Sometimes it happens when you least expect it. You see things from a fresh perspective. You realize how lucky you are, even how you fit into your particular time and place. For a second, everything looks shiny and new. This happened to me this week when I did something I had never done before…
Through the help of a genealogy website, I started exploring my ancestors.
I’ve been able to go back as far as the early 1800’s to Ireland and Canada (I had relatives on Prince Edward Island?). I discovered grainy photos of women wearing long skirts and starched white blouses.
It turns out I had a great-grandmother Margaret and a great-great grandmother Catherine.
As I weeded through census sheets, marriage, and death certificates, I had to keep reminding myself these were real women. They loved and worked. They got out of bed each morning and ate breakfast. They had secrets and desires and in the case of my Irish ancestors, showed pluck coming to this new land.
They were born, lived their lives, and then were gone. Now they’re lines on a family tree.
I knew this would be fascinating. But here’s the thing I didn’t expect…
I became so engrossed in their world from the 1800’s that when I turned away from my computer… I saw it.
I saw my 21st century American life. I saw my world through their eyes.
I saw my computer that gives access to everything within seconds — including my heritage. I keep up with family and friends at the touch of a button. I can watch flash mobs in Beijing or live protests in Paris or the royal family visiting Kenya. I can watch giraffes birthing their young in real time, the latest Press conference at the White House, or the newest “cute puppy” video.
This phone in my hand links me to anyone on the planet — anywhere and anytime.
Planes fly everywhere in the world. And unlike our ancestors, I’ve seen the ground from 30,000 feet. I’ve seen what clouds look like as you’re breaking through on the way to landing.
I realized how much of my life – and our world – I take for granted.
And I know this sounds strange, but for part of the day, I felt the presence of my ancestors. I pictured them going through my house, pointing to this strange device or that.
“What are these?” they’d ask, holding up small, white plastic pods. “Those are K-cups for making coffee.” They’d point to the flat-screen television. “What’s that?” “That’s how we get our news, information, and non-stop entertainment – comedy, drama, scary stuff… what’s your pleasure?”
They’d shake their heads in wonder.

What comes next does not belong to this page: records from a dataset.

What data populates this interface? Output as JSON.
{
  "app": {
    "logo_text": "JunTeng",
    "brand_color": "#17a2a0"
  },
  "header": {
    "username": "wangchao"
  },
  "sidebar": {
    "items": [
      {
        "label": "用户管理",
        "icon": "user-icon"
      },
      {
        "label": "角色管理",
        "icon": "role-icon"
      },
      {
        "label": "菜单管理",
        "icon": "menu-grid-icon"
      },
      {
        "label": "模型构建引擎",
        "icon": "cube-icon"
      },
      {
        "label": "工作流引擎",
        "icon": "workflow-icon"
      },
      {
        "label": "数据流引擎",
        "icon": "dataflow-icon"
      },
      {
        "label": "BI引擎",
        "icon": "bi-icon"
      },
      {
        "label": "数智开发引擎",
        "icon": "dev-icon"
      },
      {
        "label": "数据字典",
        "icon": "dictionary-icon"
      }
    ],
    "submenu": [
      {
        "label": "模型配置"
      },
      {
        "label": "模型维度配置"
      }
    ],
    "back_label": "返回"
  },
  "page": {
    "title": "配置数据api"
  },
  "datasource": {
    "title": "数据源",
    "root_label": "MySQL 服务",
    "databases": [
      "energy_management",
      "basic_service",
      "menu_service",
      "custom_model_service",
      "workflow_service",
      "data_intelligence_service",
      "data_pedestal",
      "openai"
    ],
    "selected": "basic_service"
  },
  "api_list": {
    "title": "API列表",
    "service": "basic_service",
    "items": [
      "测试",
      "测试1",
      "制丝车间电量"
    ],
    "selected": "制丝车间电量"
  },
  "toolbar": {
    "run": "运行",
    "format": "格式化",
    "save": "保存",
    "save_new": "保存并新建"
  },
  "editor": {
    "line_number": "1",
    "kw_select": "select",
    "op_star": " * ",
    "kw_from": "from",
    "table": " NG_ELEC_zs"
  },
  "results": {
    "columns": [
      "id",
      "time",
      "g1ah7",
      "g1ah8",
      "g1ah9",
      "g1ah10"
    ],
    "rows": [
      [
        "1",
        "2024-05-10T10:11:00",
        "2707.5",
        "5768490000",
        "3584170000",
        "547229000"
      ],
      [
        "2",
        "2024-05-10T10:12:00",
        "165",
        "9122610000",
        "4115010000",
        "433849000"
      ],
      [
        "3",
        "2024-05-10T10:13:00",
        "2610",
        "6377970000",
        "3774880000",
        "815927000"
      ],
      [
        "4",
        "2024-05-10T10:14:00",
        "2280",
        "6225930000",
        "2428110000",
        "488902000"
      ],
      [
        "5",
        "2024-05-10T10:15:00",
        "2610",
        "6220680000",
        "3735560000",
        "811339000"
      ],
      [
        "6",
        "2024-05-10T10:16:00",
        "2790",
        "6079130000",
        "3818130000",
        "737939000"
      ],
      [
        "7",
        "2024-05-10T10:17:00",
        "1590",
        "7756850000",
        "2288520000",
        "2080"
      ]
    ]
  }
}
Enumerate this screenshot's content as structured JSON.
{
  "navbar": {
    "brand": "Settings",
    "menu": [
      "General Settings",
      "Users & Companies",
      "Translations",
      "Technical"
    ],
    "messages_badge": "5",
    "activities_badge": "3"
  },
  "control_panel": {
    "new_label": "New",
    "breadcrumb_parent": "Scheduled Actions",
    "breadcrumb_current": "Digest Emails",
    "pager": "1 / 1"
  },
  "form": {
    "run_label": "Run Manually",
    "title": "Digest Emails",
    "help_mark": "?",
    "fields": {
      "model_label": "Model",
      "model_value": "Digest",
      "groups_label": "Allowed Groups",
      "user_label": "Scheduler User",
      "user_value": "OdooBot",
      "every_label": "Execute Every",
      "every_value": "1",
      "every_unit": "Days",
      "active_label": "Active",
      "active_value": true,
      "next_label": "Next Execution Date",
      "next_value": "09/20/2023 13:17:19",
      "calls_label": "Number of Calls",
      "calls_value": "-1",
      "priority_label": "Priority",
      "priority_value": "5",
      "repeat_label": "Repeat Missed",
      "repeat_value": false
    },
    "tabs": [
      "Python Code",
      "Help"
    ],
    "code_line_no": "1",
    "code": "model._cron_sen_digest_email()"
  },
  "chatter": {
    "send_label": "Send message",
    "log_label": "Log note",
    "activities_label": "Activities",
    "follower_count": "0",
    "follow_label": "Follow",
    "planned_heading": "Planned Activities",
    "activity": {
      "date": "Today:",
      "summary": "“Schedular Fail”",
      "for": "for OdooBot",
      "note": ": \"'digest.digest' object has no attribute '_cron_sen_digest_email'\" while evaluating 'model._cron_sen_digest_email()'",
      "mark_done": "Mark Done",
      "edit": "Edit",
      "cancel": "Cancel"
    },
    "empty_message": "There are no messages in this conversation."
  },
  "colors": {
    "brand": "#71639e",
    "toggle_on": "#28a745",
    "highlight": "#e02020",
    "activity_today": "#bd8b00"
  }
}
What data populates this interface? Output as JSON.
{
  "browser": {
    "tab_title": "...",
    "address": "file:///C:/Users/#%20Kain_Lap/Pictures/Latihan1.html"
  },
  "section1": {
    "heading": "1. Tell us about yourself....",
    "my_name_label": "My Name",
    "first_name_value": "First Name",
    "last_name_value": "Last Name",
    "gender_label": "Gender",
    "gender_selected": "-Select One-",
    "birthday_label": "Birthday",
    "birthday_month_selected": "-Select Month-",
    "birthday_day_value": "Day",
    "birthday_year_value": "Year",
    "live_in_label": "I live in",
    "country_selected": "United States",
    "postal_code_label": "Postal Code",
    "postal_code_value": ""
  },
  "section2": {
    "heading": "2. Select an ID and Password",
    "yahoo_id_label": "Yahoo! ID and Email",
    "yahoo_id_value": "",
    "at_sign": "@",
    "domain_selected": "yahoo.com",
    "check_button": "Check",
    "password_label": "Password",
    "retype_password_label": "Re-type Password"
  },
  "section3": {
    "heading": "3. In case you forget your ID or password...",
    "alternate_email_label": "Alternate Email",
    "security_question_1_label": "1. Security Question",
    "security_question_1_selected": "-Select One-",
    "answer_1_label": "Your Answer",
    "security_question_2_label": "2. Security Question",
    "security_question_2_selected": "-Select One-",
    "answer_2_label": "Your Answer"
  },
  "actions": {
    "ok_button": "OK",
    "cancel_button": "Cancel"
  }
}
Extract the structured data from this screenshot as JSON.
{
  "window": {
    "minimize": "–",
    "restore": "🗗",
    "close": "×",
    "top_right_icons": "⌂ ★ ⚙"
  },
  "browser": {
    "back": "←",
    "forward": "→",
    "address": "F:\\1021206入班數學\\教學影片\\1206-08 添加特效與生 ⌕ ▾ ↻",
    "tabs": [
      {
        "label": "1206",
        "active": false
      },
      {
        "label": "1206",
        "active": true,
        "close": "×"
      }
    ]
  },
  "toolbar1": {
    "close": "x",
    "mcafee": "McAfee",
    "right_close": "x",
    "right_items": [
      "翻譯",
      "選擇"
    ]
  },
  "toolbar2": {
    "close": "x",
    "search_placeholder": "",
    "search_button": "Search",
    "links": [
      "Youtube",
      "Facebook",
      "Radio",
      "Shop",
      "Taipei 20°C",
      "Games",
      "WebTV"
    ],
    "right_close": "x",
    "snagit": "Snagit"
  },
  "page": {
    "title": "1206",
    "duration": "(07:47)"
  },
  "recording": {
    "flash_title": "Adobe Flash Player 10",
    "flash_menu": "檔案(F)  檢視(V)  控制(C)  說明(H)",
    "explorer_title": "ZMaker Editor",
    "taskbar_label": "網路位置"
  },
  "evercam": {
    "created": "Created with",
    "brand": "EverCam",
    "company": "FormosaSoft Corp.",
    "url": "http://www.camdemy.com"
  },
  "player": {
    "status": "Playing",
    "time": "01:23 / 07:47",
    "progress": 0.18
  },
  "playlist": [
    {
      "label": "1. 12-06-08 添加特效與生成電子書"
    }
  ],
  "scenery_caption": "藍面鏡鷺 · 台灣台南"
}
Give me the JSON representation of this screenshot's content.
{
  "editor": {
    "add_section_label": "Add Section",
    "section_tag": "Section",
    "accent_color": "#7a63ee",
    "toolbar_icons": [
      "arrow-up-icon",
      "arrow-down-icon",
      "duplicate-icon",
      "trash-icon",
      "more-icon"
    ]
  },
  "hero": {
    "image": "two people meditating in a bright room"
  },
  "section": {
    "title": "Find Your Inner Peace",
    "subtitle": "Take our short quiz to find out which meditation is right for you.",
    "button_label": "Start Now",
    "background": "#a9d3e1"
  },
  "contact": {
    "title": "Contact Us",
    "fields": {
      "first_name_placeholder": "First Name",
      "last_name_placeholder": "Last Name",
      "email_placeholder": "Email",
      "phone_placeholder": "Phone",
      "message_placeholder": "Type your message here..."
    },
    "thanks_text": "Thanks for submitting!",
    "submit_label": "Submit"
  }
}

I’d feel the women gazing at my strange jeans (pants on a woman?) and cotton top.
Yes, for a while, I envisioned visiting with the spirits of my relatives, gone so many years ago.
But then a strange thought popped into my head. What if all this was reversed?
In a hundred years, my family and I will be distant lines on someone else’s family tree.
Will my great-great-great granddaughter want to know about my life in early 21st century Connecticut? Will she shake her head at how primitive and quaint our existences were? Will she wonder how we survived without a… (I don’t know)…“particle de-mobilizer” or “dream transporter? Maybe she’ll point to my picture in fascination. “Look at those denim jeans and cotton tops.”
And like me with my ancestors, she’ll have to remind herself how we were also real people, not just names on census forms. We loved and worked. We got out of bed each morning and ate breakfast. We had secrets and desires and also showed courage.
We were born, lived our lives, and were gone. I couldn’t help feel a shiver.
As the day went on, that feeling of “fresh eyes” gradually subsided.
Before I knew it, I was back to complaining about the den remote running out of batteries, and the Keurig acting funny again.
Still, it was nice, even for a while, to see life differently, to “visit” (if only in my imagination) with the people who helped make my life possible.
How grateful I am to those women in those grainy photos, who lived so long ago.
Who knows? Maybe ancestors in the far future will gaze at my photo…and feel the same.
Have you looked into your ancestry? It’s interesting on so many levels. Comments are always welcome and if you feel inclined, please share. Thank you!